A community of communities

Joseph's Tears: Praying for a New Way

Mon, 12/29/2014 - 10:07am -- Rabbi

 

Candles"Vayigash elav Yehuda - And Yehuda approached Yosef." After years of estrangement, at last in our Torah, brothers are reunited. In the narrative of Joseph reconciling with his brothers, he weeps seven times. His heart breaks open and his tears flow, smoothing over rough edges like seawater on stones.

As the door closes on 2014, and as we look back over the past year, tears fall for those lives taken by violence and senseless hatred. We pray that in the year ahead, the heart of humanity can open wide to walk a path of empathy, compassion and peace.

 

This past week, we wept for New York City police officers Rafael Ramos and Wenjian Liu, heartlessly murdered as they served and protected the community. We wept for their families and for their dreams. I want to share the words spoken by Rabbi Avi Weiss of the Hebrew Institute of Riverdale as he stood with the New York Police Department this past week to express support and to pray with them. 

 

"In this time of tragic loss for the NYPD and all New Yorkers, we stand here with you. You, the New York Police Department, are New York City's finest - a racially diverse force. Every day, you risk your lives for us. You protect our synagogues, our churches, our mosques, our institutions, our businesses, our homes - for this and much more we are eternally grateful. We mourn with you and gather in prayer for Officers Rafael Ramos and Wenjian Liu. We can never understand the profound grief of the families and the larger family of the NYPD, but with great empathy we declare: your pain is our pain, your suffering is our suffering. . . We pray for peace for our entire city. We pray for the bereaved families. We pray that when issues arise, they be worked out peacefully and constructively, without hatred or incitement - always remembering that we must be careful with our words."

 

Here, too, in Philadelphia, we are profoundly grateful for the law enforcement officers and all those who risk their lives each day to protect us in our homes, our synagogue and throughout our city.

 

Looking back over the past year, our tears fall for all lives callously taken and disregarded.
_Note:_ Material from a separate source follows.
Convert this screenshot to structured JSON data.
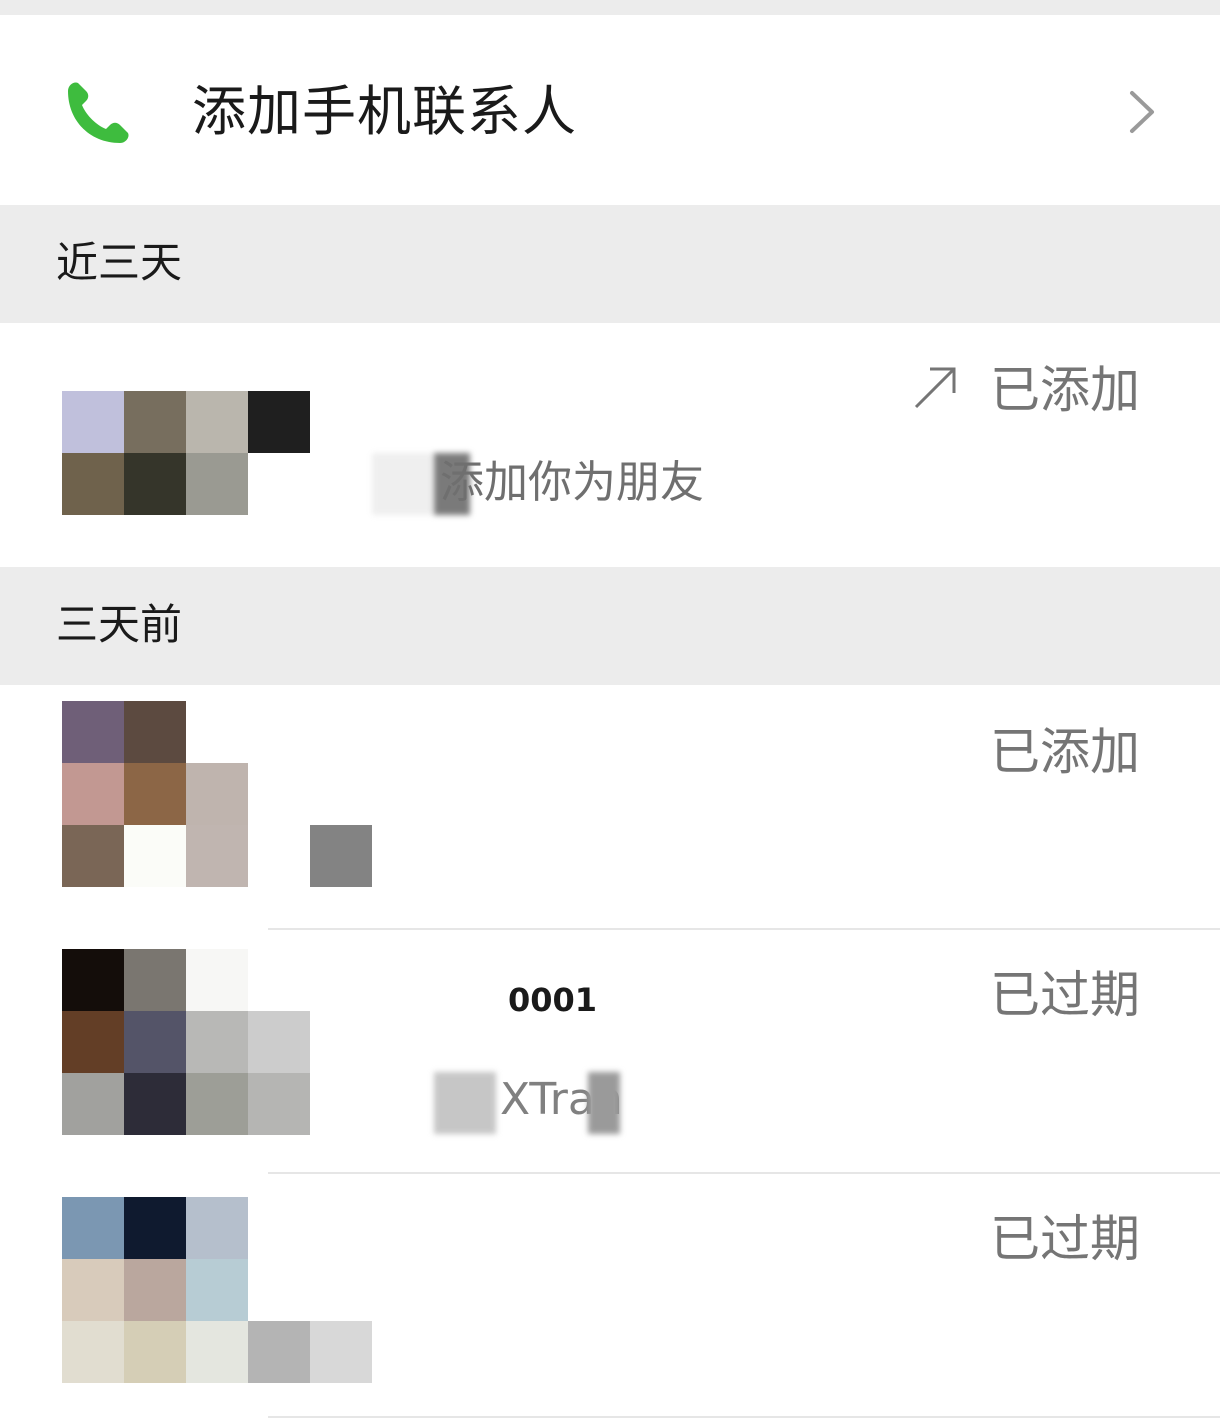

Looking forward, we pray for peace. We commit to the work it will take to build a world where all human lives are valued. A world where each person is seen and known as a reflection of God.